Most of us have struggled with instances of sleeplessness or insomnia. Usually it resolves itself and we once again get a good night’s sleep. But what happens when the sleeplessness continues?
This is a reality for many caregivers with many caregivers giving up on ever feeling rested again.
The consequences of too little sleep too often are dire. After just one night of sleeplessness, you’re more likely to catch a cold, have an accident, become emotional, and lose focus. None of that mentions what a night without sleep does to your appearance and demeanour.
After an extended amount of time with fewer than six hours of sleep each night, you increase your risk of heart disease, colorectal and breast cancers, diabetes, and premature death. You also quadruple your stroke risk.
Sleep is serious business, so you can’t just accept lying awake as part of your role as a caregiver. You have someone who depends on you, and skimping on sleep hurts you both.
So what are we to do? Insomnia can be caused by medical conditions, so see your doctor and discuss your sleep issues. Once medical conditions are ruled out, there are a few other things you can do to improve your chances of getting a good night’s sleep.
- Avoid stimulants such as caffeine, nicotine, and alcohol. If you can’t eliminate these all together, set a cut-off point and avoid them in the evening. This is a tough one, I know. When you're tired, you need something to get you through. The coffee until noon helps you feel like you got more than three hours of sleep last night. And then that glass or two of wine at night - well you deserve it and it might help you sleep. And if you're a smoker, you may think a cigarette will help you de-stress, but let's be honest, we all know it's time to quit. The problem is that your body becomes dependent upon this vicious circle of just getting through. It may take you a while to eliminate these stimulants, but ultimately your health and your sleep will benefit.
- Keep your bedroom clear of clutter. Have you heard the saying, “Clutter in your room creates clutter in your brain.” This is a tough one! To get started, this might be a good project for you and the person you're caring for. Ask them to help you de-clutter your bedroom. Get rid of anything you don't use or love, and remember that the more you donate or throw away, the less you have to keep picked up. Anything you're unsure about giving away should go in a box or tote. Put it away somewhere you don't see every day. In 6 months, anything you haven't retrieved should be donated or tossed.
- Keep a journal. If you have trouble shutting your brain off at night, take time before bed to write down your thoughts. Get all of those nagging thoughts out of your brain. Is it tomorrow's to-do list? Write it down. Is it a dream or goal you haven't had time to work on? Write it down. Is it a question for the doctor, or a fear or worry?

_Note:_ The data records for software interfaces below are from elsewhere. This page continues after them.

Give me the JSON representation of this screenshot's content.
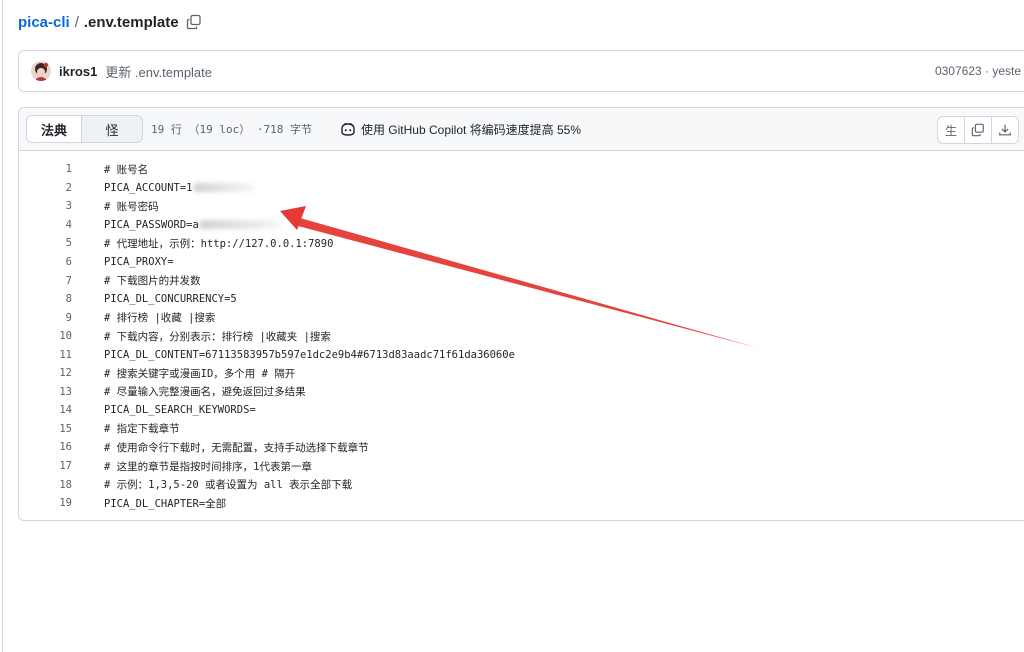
{
  "breadcrumb": {
    "repo": "pica-cli",
    "separator": "/",
    "file": ".env.template"
  },
  "commit": {
    "author": "ikros1",
    "message": "更新 .env.template",
    "meta": "0307623 · yeste"
  },
  "file_header": {
    "tabs": [
      {
        "label": "法典",
        "active": true
      },
      {
        "label": "怪",
        "active": false
      }
    ],
    "info": "19 行 （19 loc） ·718 字节",
    "copilot": "使用 GitHub Copilot 将编码速度提高 55%",
    "actions": {
      "raw_label": "生"
    }
  },
  "code_lines": [
    {
      "n": "1",
      "text": "# 账号名"
    },
    {
      "n": "2",
      "text": "PICA_ACCOUNT=1"
    },
    {
      "n": "3",
      "text": "# 账号密码"
    },
    {
      "n": "4",
      "text": "PICA_PASSWORD=a"
    },
    {
      "n": "5",
      "text": "# 代理地址，示例：http://127.0.0.1:7890"
    },
    {
      "n": "6",
      "text": "PICA_PROXY="
    },
    {
      "n": "7",
      "text": "# 下载图片的并发数"
    },
    {
      "n": "8",
      "text": "PICA_DL_CONCURRENCY=5"
    },
    {
      "n": "9",
      "text": "# 排行榜 |收藏 |搜索"
    },
    {
      "n": "10",
      "text": "# 下载内容，分别表示：排行榜 |收藏夹 |搜索"
    },
    {
      "n": "11",
      "text": "PICA_DL_CONTENT=67113583957b597e1dc2e9b4#6713d83aadc71f61da36060e"
    },
    {
      "n": "12",
      "text": "# 搜索关键字或漫画ID，多个用 # 隔开"
    },
    {
      "n": "13",
      "text": "# 尽量输入完整漫画名，避免返回过多结果"
    },
    {
      "n": "14",
      "text": "PICA_DL_SEARCH_KEYWORDS="
    },
    {
      "n": "15",
      "text": "# 指定下载章节"
    },
    {
      "n": "16",
      "text": "# 使用命令行下载时，无需配置，支持手动选择下载章节"
    },
    {
      "n": "17",
      "text": "# 这里的章节是指按时间排序，1代表第一章"
    },
    {
      "n": "18",
      "text": "# 示例：1,3,5-20 或者设置为 all 表示全部下载"
    },
    {
      "n": "19",
      "text": "PICA_DL_CHAPTER=全部"
    }
  ],
  "colors": {
    "link": "#0969da",
    "border": "#d0d7de",
    "header_bg": "#f6f8fa",
    "arrow": "#e53935"
  }
}
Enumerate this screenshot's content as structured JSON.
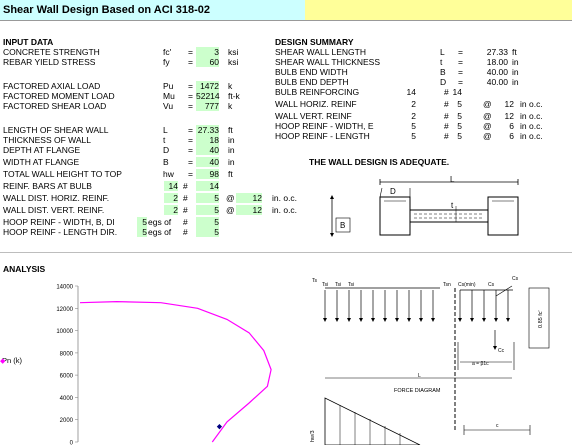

Whatever is in your head at night should be written down.
- Find your ideal sleep atmosphere. A cool, dark, and quiet room is typically recommended for good Even the light from your alarm clock can be disruptive - turn it away from you.
- Get Help. If you experience insomnia for an extended amount of time, call your doctor. If your insomnia is due to an ageing loved one requiring help during the night, consider bringing in a paid caregiver a few nights a week.
The bottom line is this, my friends: Caregiving is tough enough. Don't distress yourself with the effects of sleep deprivation. You have someone who depends on you to keep them well and safe. If you aren't at your best, there's no way you can give your loved one the care they really need and deserve. I know it feels counter intuitive to put yourself first, but your health and wellbeing are the most important things you have. So if it helps, don't think of getting a good night's sleep each night as doing something for you, think of it as doing something for the person you care for.